Here are two graphics illustrating the filter bandpasses for Schuler UBVRI and SBIG RGB filters. This information comes from data published by the manufacturers, and it should be provided by the manufacturer for any filter. On the left are the traces for the Schuler U, Bu, V, Rs and Is filters. They show the amount of energy passed through the filter at various wavelengths. These are very similar to the traditional Johnson UBVRI filters. A similar figure for the SBIG RGB and Clear filters is on the right.
The third graphic, below, shows the quantum efficiency of one particular detector, the Kodak KAF-0402ME. This graphic illustrates how much of the light at a given wavelength is converted to an electric current. Or notionally more simply, the percentage of incident photons are converted to electrons at a given wavelength.
This graphic illustrates in tabular form what the figures above show graphically. The first column is the wavelength in nanometers. The remaining columns list the response of the CCD(Qe) (second column) or transmission of the filters (Bu...Clear) as estimated from the graphics.
Combining the Data
How these data are combined is what gives us the interesting insight into what should be expected out of a filter-CCD system. Multiplying each value in the second column from each row of the table above (Qe) across the row results in the table below. This provides an estimate of the combined response function of the filter-CCD system as a whole, as a function of wavelength. These results are also shown in the graphic below the table.
A look at this graphic reveals several interesting observations:
Using the table above in "Combining the Data" and summing down each column gives the following table. In this table the row called "Total Flux" compares in a relative way the light gathering power of this particular filter-CCD combination. So for this system, disregarding the Clear filter which will always take in more light, the Rs filter has the biggest "window." Taking the ratio of Rs to R gives 3.80/1.55 = 2.45, which is approximately equivalent to one magnitude difference, as mentioned above. Thus, imaging throught the Rs filter will reach one magnitude fainter than imaging through the R filter, other things being equal (which they're not!).
When imaging through RGB filters, where the ratios of fluxes are B=2.15 :: G=2.04 :: R=1.55, one can reach the same depth with the same exposure in B and G filters, but must increase the exposure time by an amount equal to ~2.1/1.55, or 1.35x.
This is not the end, however.
The Effect of Star Colors
All of the above has not factored in how the Integrated Flux changes depending on the color (spectral type, surface temperature) of the stars in an image. What's been assumed up to now is uniform white light across the spectrum. This is, of course, not true for real objects. A star's or object's color will alter the filter-CCD response by introducing another weighting factor. The result is that the values in the table in the section Combining the Data will be modified differently for each object having a different surface temperature (color, spectral type). This will lead to a different Total Flux for each type of star.

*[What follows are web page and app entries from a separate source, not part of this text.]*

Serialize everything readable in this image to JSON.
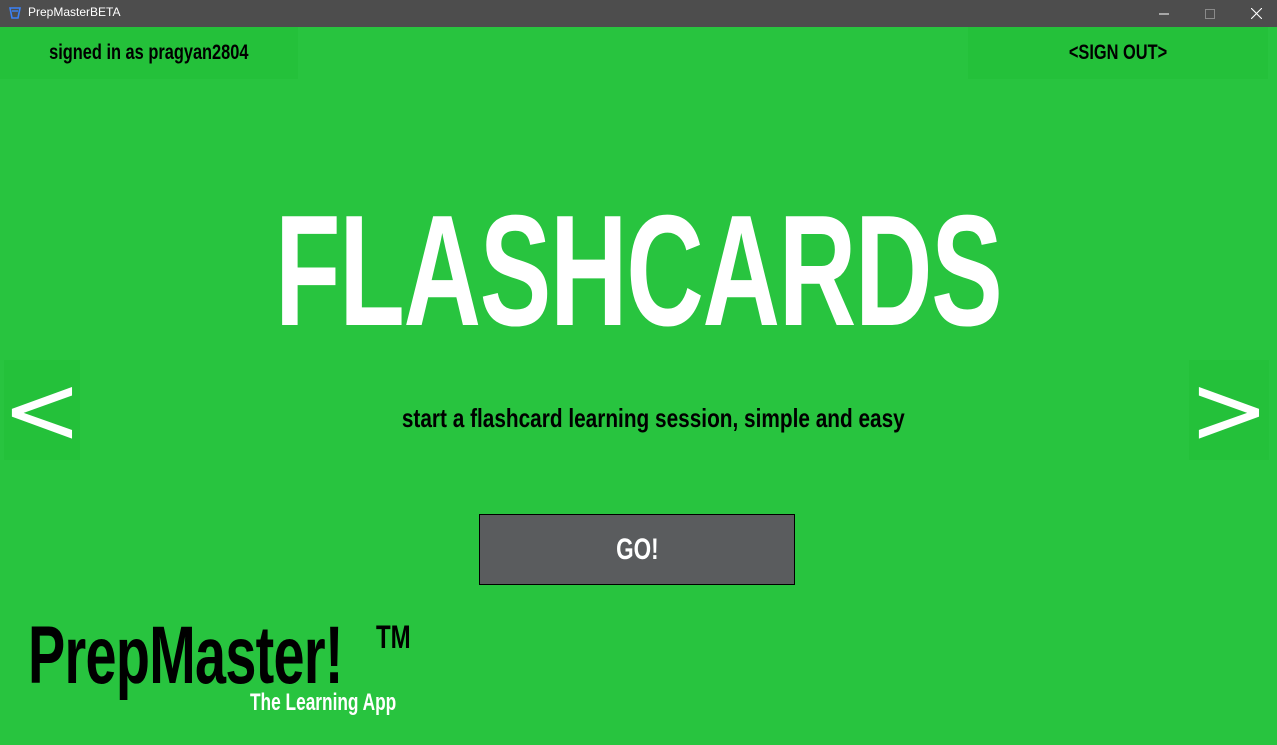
{
  "window": {
    "title": "PrepMasterBETA",
    "icon": "prepmaster-app-icon",
    "controls": [
      "minimize-icon",
      "maximize-icon",
      "close-icon"
    ]
  },
  "header": {
    "signed_in_text": "signed in as pragyan2804",
    "sign_out_label": "<SIGN OUT>"
  },
  "main": {
    "headline": "FLASHCARDS",
    "subtitle": "start a flashcard learning session, simple and easy",
    "go_label": "GO!",
    "prev_label": "<",
    "next_label": ">"
  },
  "branding": {
    "logo_name": "PrepMaster!",
    "logo_tm": "TM",
    "tagline": "The Learning App"
  },
  "colors": {
    "background": "#28c43f",
    "panel": "#24c13a",
    "titlebar": "#4d4d4d",
    "button": "#5a5c5e",
    "text_dark": "#000000",
    "text_light": "#ffffff",
    "icon_blue": "#1f6fd6"
  }
}
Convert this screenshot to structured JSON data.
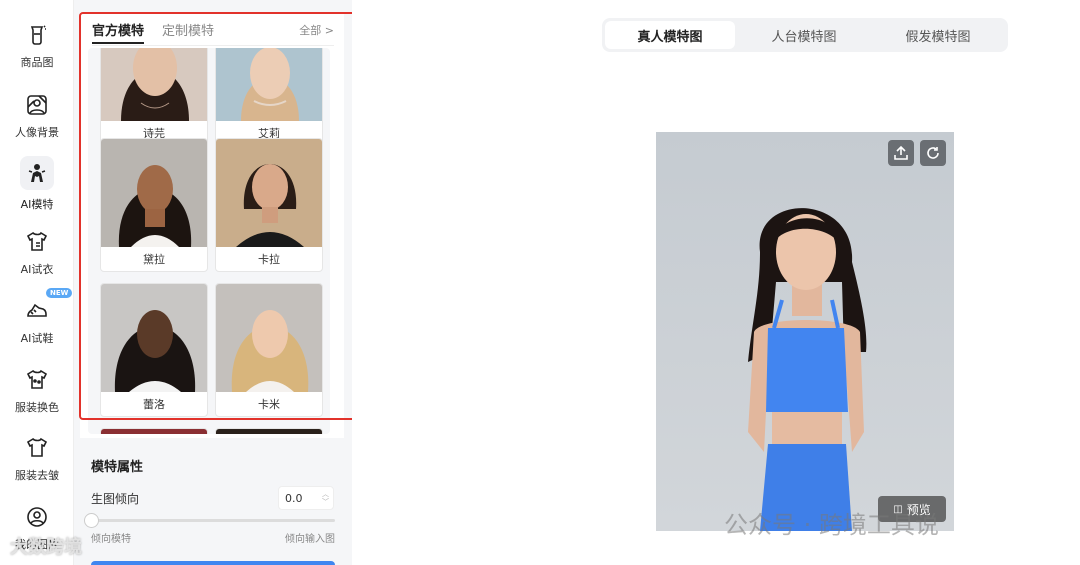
{
  "sidebar": {
    "items": [
      {
        "label": "商品图",
        "icon": "product-image-icon"
      },
      {
        "label": "人像背景",
        "icon": "portrait-background-icon"
      },
      {
        "label": "AI模特",
        "icon": "ai-model-icon",
        "active": true
      },
      {
        "label": "AI试衣",
        "icon": "ai-tryon-icon"
      },
      {
        "label": "AI试鞋",
        "icon": "ai-shoe-icon",
        "badge": "NEW"
      },
      {
        "label": "服装换色",
        "icon": "garment-recolor-icon"
      },
      {
        "label": "服装去皱",
        "icon": "garment-dewrinkle-icon"
      },
      {
        "label": "我的图片",
        "icon": "my-images-icon"
      }
    ]
  },
  "model_panel": {
    "tabs": [
      "官方模特",
      "定制模特"
    ],
    "all_link": "全部 >",
    "models": [
      {
        "name": "诗芫"
      },
      {
        "name": "艾莉"
      },
      {
        "name": "黛拉"
      },
      {
        "name": "卡拉"
      },
      {
        "name": "蕾洛"
      },
      {
        "name": "卡米"
      }
    ]
  },
  "model_attributes": {
    "title": "模特属性",
    "tendency_label": "生图倾向",
    "tendency_value": "0.0",
    "slider_left": "倾向模特",
    "slider_right": "倾向输入图",
    "slider_level": 0
  },
  "main": {
    "view_tabs": [
      "真人模特图",
      "人台模特图",
      "假发模特图"
    ],
    "active_view": "真人模特图",
    "preview_button": "预览",
    "upload_icon": "upload-icon",
    "refresh_icon": "refresh-icon"
  },
  "watermarks": {
    "right": "公众号 · 跨境工具说",
    "left": "大数跨境"
  },
  "colors": {
    "accent": "#3f86f0",
    "highlight_border": "#e2322b",
    "new_badge": "#5aa8f5"
  }
}
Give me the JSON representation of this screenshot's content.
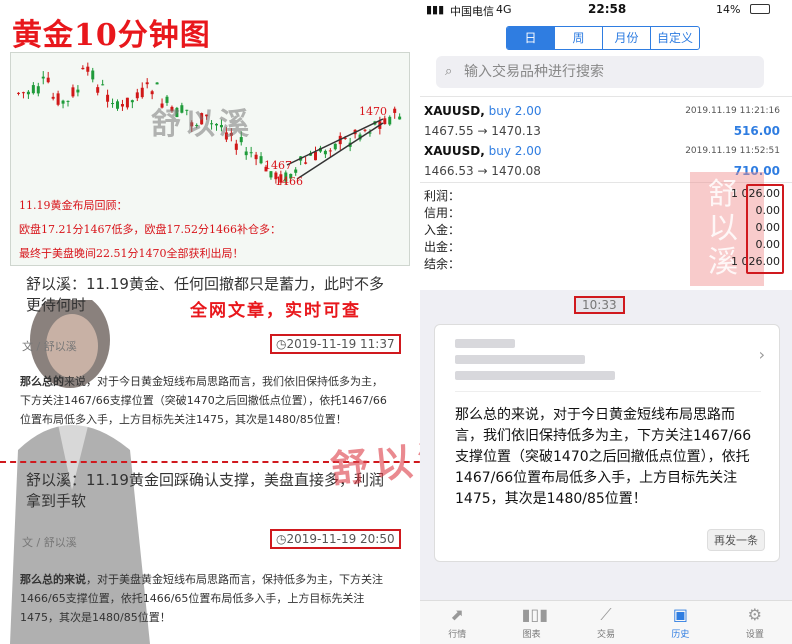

Here's an animation of the filter graphic above, for which the spectral effect of O, B, A, F, G, K & M, with a surface temperatures of ranging from 40,000°C (O-type stars) to 3,000°C (M-type stars), has been included. The seven-frame animation shows the relative strengths of the filters normalized to the peak of the CLEAR filter.